Windows comes with a built-in anti-virus program called Windows Defender. It’s always on, and if you turn it off, Windows will nag you to turn it back on. In the absence of an alternative anti-virus app, we agree that you shouldn’t disable Windows Defender. It might cause problems or slow you down on occasion but that’s better than having an infected computer. Windows Defender usually runs without any problems but on occasion, it might prevent you from downloading certain files, or running or installing certain apps. In such a case, you can temporarily disable Windows Defender. If you often need to disable Windows Defender to run a certain program, it might be easier if you had a simple switch to toggle Windows Defender Real-Time protection.
A Word Of Caution
We don’t recommend disabling Windows Defender each and every time it flags something. You should only disable it, and allow a file to download or run on your system if you are certain it is safe. Disabling Windows Defender isn’t a solution to installing potentially dangerous apps on your system. It’s asking for an infected system.
The trick to the toggle switch is a simple little PowerShell script. Run it once and it will disable Windows Defender, run it a second time and it will enable Windows Defender again. You will need to run the script with Administrative rights because ordinary users cannot disable Windows Defender.
Open Notepad and paste the following in it. Save it with the PS1 file extension.
$preferences = Get-MpPreference Set-MpPreference -DisableRealtimeMonitoring (!$preferences.DisableRealtimeMonitoring)
You can open PowerShell with administrative rights, point it to this script, and run it. Of course, you will want an easier way to do this especially since you cannot auto-run PowerShell scripts. You can create a desktop shortcut that can run the script but you will need to run the shortcut with administrative rights.
Right-click on an empty area on your desktop and select Shortcut. Paste the following in the ‘Browse’ box but replace the ‘Path to script’ with the actual path to the script you created.

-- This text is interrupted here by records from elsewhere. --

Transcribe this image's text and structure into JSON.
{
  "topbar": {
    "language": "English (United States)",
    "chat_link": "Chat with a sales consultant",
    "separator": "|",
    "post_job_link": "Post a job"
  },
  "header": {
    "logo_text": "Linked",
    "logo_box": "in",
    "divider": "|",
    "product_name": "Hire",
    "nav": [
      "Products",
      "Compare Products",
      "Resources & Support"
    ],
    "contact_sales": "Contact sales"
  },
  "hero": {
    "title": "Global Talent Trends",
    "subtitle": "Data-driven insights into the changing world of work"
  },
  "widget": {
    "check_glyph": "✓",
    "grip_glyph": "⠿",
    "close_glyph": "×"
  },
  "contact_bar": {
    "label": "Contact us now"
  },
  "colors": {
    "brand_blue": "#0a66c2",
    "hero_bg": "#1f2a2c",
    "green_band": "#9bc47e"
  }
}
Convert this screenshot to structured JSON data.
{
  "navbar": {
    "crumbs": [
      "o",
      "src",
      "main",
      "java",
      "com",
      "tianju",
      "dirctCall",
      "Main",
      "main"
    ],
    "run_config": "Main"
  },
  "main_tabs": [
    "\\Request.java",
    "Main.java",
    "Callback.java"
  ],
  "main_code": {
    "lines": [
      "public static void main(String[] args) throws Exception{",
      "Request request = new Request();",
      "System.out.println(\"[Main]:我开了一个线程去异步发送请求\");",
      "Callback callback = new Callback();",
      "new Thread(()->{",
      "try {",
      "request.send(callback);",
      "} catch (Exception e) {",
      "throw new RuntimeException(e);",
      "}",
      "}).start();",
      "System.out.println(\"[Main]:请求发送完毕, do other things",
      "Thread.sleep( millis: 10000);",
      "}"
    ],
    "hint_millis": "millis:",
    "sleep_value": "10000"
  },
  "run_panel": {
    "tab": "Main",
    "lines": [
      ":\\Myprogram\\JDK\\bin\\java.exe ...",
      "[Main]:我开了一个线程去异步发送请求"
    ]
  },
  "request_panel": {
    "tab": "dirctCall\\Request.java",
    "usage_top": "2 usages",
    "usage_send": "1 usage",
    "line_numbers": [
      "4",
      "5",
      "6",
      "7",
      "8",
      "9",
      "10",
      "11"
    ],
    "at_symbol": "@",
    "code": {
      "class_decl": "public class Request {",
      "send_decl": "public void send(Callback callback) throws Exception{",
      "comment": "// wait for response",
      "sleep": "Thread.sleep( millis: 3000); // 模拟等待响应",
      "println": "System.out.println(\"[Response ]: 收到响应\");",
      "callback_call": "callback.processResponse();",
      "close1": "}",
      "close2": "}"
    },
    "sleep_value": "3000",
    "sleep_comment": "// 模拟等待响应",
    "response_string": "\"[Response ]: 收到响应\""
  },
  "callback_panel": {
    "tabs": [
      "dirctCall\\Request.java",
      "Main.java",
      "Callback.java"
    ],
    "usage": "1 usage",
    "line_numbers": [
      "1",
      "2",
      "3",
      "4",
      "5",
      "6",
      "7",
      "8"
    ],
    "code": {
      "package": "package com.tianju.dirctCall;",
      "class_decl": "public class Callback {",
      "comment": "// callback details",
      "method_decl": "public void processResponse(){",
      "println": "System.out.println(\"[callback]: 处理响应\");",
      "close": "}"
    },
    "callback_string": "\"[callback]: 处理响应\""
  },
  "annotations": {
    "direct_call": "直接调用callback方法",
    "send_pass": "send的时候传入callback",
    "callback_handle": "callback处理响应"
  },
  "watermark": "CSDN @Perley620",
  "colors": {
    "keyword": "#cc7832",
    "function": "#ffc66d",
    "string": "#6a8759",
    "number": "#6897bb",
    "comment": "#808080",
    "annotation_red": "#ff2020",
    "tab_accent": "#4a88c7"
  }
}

%SystemRoot%\system32\WindowsPowerShell\v1.0\powershell.exe -ExecutionPolicy Bypass -File "Path to script"
Once you’ve created the shortcut, right-click it and select the ‘Run as administrator’ option. When you run the script and Windows Defender is disabled, you will see a pop-up telling you that it’s been disabled.
It will not automatically be enabled again so we’ll reiterate; do not run a PC without an anti-virus program. Once you’re done running the app you need to, run this script again and Windows Defender will be enabled.
This solution comes from Superuser user yuji.